Angels in the woods
Of sassafras and pawpaw
Unlike simple geographical locations, which exist objectively, places do not exist until they are verbalized, first in thought and memory and then through the spoken or written word.
Today is so hot here at the monastery, the humidity so high. But I go for a walk before the sun gets higher and I get too tired.
A reading from Genesis at the service this morning: Abraham’s wife, Sarah, mocking the angels (disguised as travellers) who had promised her she would bear a son in her old age. Of course, against the odds, the child appeared.

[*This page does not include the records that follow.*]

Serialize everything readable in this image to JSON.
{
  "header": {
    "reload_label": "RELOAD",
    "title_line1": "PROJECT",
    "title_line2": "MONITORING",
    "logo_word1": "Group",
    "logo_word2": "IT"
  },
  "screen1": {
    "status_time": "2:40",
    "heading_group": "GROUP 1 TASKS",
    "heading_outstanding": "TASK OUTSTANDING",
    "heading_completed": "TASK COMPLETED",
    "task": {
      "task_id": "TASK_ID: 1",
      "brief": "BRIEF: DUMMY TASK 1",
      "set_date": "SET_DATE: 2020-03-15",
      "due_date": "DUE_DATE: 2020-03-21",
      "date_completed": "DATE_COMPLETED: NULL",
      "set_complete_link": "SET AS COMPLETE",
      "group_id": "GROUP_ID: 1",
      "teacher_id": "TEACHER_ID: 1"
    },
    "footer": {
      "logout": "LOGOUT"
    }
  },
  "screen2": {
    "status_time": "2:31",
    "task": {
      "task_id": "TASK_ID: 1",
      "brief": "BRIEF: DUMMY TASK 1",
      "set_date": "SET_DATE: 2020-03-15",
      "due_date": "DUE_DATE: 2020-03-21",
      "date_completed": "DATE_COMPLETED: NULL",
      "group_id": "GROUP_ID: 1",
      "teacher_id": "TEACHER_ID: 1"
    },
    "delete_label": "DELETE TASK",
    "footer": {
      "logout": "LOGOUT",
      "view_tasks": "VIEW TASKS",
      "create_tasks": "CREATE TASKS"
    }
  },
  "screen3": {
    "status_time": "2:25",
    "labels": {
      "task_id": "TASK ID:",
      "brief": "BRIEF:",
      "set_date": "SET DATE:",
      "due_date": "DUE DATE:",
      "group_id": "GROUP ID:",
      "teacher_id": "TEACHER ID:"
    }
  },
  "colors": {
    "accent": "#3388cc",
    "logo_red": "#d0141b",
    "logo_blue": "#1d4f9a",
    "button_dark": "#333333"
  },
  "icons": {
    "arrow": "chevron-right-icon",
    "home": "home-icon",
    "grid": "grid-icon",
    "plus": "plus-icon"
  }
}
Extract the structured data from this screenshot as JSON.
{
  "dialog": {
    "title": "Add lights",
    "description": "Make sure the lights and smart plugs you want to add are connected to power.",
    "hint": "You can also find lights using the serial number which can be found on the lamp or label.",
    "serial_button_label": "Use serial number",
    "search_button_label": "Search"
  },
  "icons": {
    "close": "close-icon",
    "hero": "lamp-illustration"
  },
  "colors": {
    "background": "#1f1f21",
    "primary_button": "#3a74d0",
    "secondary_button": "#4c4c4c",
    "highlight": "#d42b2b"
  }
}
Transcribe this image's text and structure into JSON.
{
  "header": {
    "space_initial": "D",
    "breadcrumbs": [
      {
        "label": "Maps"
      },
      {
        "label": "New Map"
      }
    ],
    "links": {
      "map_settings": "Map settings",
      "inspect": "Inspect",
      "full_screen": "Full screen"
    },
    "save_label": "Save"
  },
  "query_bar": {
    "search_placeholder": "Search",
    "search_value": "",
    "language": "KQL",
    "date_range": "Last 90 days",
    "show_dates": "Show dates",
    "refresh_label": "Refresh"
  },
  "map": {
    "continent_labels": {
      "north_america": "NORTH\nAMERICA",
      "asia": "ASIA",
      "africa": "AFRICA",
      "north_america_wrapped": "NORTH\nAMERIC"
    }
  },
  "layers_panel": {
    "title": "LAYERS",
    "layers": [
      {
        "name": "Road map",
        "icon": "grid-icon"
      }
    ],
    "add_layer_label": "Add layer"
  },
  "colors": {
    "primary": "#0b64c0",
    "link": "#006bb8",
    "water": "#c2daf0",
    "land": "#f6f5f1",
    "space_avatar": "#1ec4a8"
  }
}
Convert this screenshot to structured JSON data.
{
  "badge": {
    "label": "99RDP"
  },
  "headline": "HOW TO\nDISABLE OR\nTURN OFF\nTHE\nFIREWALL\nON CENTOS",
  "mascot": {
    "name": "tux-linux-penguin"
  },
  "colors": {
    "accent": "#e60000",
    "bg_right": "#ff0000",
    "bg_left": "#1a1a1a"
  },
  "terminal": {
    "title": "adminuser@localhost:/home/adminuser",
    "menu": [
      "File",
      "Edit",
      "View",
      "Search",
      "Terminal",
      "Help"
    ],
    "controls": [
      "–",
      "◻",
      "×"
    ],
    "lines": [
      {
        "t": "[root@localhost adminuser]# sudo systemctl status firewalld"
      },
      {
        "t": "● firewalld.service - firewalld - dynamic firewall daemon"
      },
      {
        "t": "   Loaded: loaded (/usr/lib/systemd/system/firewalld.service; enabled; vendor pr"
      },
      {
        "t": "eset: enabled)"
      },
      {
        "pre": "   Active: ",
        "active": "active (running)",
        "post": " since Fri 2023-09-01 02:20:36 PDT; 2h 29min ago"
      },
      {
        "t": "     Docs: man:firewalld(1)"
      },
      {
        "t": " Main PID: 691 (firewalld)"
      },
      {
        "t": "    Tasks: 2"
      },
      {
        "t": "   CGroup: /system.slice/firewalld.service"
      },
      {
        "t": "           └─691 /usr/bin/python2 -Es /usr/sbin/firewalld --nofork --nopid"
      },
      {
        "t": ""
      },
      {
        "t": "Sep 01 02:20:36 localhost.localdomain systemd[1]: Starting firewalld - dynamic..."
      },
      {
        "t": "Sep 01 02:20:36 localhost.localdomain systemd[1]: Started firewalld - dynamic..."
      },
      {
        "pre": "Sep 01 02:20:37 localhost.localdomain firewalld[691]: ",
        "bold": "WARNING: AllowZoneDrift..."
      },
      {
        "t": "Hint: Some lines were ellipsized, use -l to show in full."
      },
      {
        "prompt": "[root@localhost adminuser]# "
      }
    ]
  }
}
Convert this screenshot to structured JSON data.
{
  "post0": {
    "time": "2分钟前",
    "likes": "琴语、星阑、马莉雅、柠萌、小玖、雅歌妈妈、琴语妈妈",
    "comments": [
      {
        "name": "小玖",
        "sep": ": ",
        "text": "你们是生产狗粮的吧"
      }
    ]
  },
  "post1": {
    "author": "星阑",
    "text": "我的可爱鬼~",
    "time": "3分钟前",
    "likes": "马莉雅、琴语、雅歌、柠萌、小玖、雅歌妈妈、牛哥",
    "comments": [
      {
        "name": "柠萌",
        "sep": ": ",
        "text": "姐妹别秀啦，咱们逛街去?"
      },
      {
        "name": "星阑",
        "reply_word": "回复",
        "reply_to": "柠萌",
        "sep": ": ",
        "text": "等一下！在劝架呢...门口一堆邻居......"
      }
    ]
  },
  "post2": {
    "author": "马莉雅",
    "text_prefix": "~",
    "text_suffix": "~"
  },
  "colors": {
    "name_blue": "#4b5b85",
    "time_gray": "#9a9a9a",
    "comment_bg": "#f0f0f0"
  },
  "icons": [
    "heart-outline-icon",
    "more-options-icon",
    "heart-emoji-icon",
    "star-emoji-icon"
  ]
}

I wander out into rolling hills, past freshly cut hay in great round bales, into patches of tall violet monarda and knapweed full of honeybees, bright orange butterfly bushes full of butterflies, white Queen Anne’s lace and yarrow, long drifts of daisy fleabane, the pathway lined with sky-blue chicory and vervain.
I ruminate about Kent Ryden’s assertion that place or landscape exists only as a projection of the mind, that the land is not only dependent on our perception but takes its nature, its characteristics from what we formulate its shapes to be. Place is structure that seems so distant but is actually inside us, constructed by us, an outcropping of our vision.
After an hour in the sun, I retreat into the dark and the shade of the forest. I accept the cool and the mosquitoes. The middle summer woods provide only fragments of color: a few avens a lost fleabane, one pale wild petunia, some small yellow sorrel, but sassafras, pawpaw, locust, walnut, yellow poplar, creeper, and sycamore offer me their protection.
I walk past the religious sculptures placed along the walkway, every few hundred yards a Virgin Mary, a St. Francis, or other storied figure. I ponder the written requests placed at their feet, consider miracles. Then at the end, I come across three angels disguised as statues. Landscape as the figment of my mind, what will those three promise me?